**** Records for the task ****

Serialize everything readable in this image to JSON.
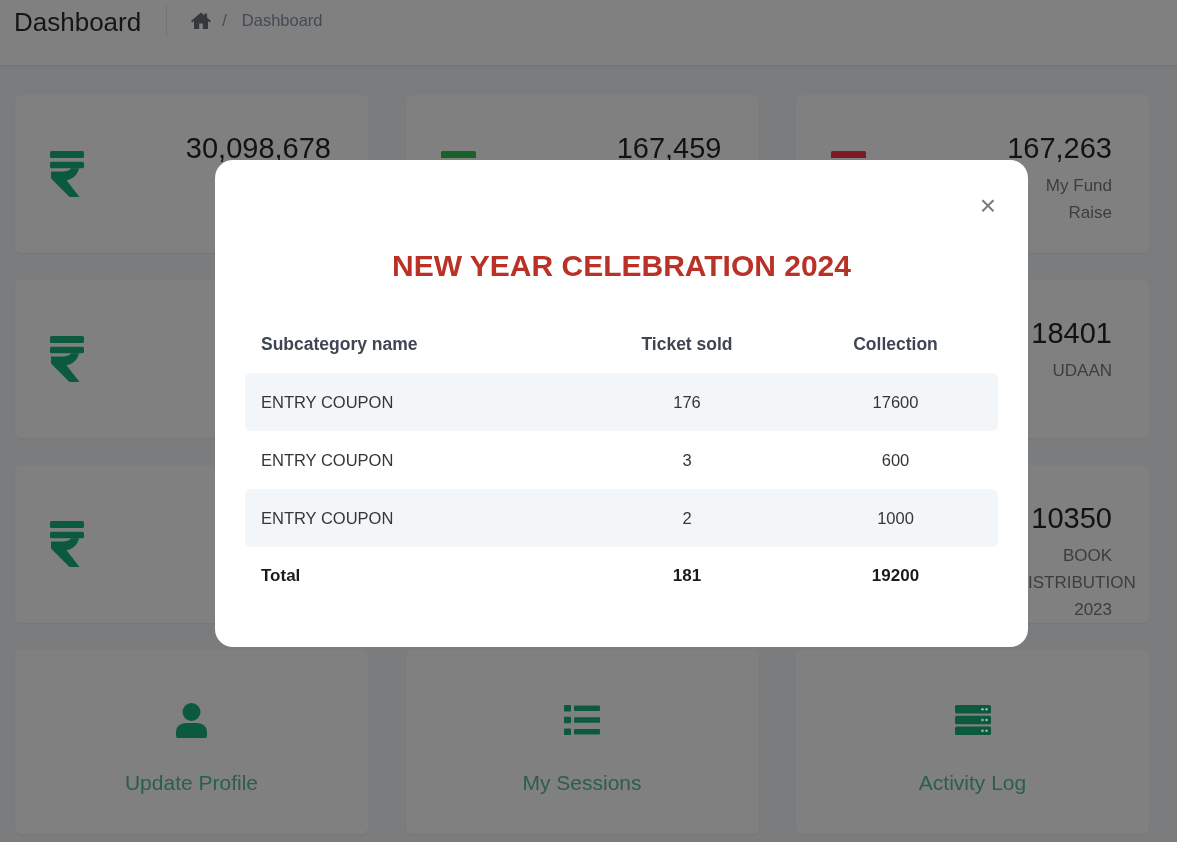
{
  "header": {
    "title": "Dashboard",
    "breadcrumb": {
      "separator": "/",
      "current": "Dashboard"
    }
  },
  "stat_columns": [
    [
      {
        "kind": "currency",
        "value": "30,098,678"
      },
      {
        "kind": "currency"
      },
      {
        "kind": "currency"
      }
    ],
    [
      {
        "kind": "marker",
        "color": "#186428",
        "value": "167,459"
      }
    ],
    [
      {
        "kind": "marker",
        "color": "#7d1b23",
        "value": "167,263",
        "label": "My Fund Raise"
      },
      {
        "kind": "plain",
        "value": "18401",
        "label": "UDAAN"
      },
      {
        "kind": "plain",
        "value": "10350",
        "label": "BOOK ISTRIBUTION 2023"
      }
    ]
  ],
  "actions": [
    {
      "kind": "profile",
      "label": "Update Profile"
    },
    {
      "kind": "sessions",
      "label": "My Sessions"
    },
    {
      "kind": "activity",
      "label": "Activity Log"
    }
  ],
  "modal": {
    "close": "×",
    "title": "NEW YEAR CELEBRATION 2024",
    "table": {
      "columns": [
        "Subcategory name",
        "Ticket sold",
        "Collection"
      ],
      "rows": [
        [
          "ENTRY COUPON",
          "176",
          "17600"
        ],
        [
          "ENTRY COUPON",
          "3",
          "600"
        ],
        [
          "ENTRY COUPON",
          "2",
          "1000"
        ]
      ],
      "total": [
        "Total",
        "181",
        "19200"
      ]
    }
  }
}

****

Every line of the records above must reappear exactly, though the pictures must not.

→ Output for this exercise
Serialize everything readable in this image to JSON.
{
  "header": {
    "title": "Dashboard",
    "breadcrumb": {
      "separator": "/",
      "current": "Dashboard"
    }
  },
  "stat_columns": [
    [
      {
        "kind": "currency",
        "value": "30,098,678"
      },
      {
        "kind": "currency"
      },
      {
        "kind": "currency"
      }
    ],
    [
      {
        "kind": "marker",
        "color": "#186428",
        "value": "167,459"
      }
    ],
    [
      {
        "kind": "marker",
        "color": "#7d1b23",
        "value": "167,263",
        "label": "My Fund Raise"
      },
      {
        "kind": "plain",
        "value": "18401",
        "label": "UDAAN"
      },
      {
        "kind": "plain",
        "value": "10350",
        "label": "BOOK ISTRIBUTION 2023"
      }
    ]
  ],
  "actions": [
    {
      "kind": "profile",
      "label": "Update Profile"
    },
    {
      "kind": "sessions",
      "label": "My Sessions"
    },
    {
      "kind": "activity",
      "label": "Activity Log"
    }
  ],
  "modal": {
    "close": "×",
    "title": "NEW YEAR CELEBRATION 2024",
    "table": {
      "columns": [
        "Subcategory name",
        "Ticket sold",
        "Collection"
      ],
      "rows": [
        [
          "ENTRY COUPON",
          "176",
          "17600"
        ],
        [
          "ENTRY COUPON",
          "3",
          "600"
        ],
        [
          "ENTRY COUPON",
          "2",
          "1000"
        ]
      ],
      "total": [
        "Total",
        "181",
        "19200"
      ]
    }
  }
}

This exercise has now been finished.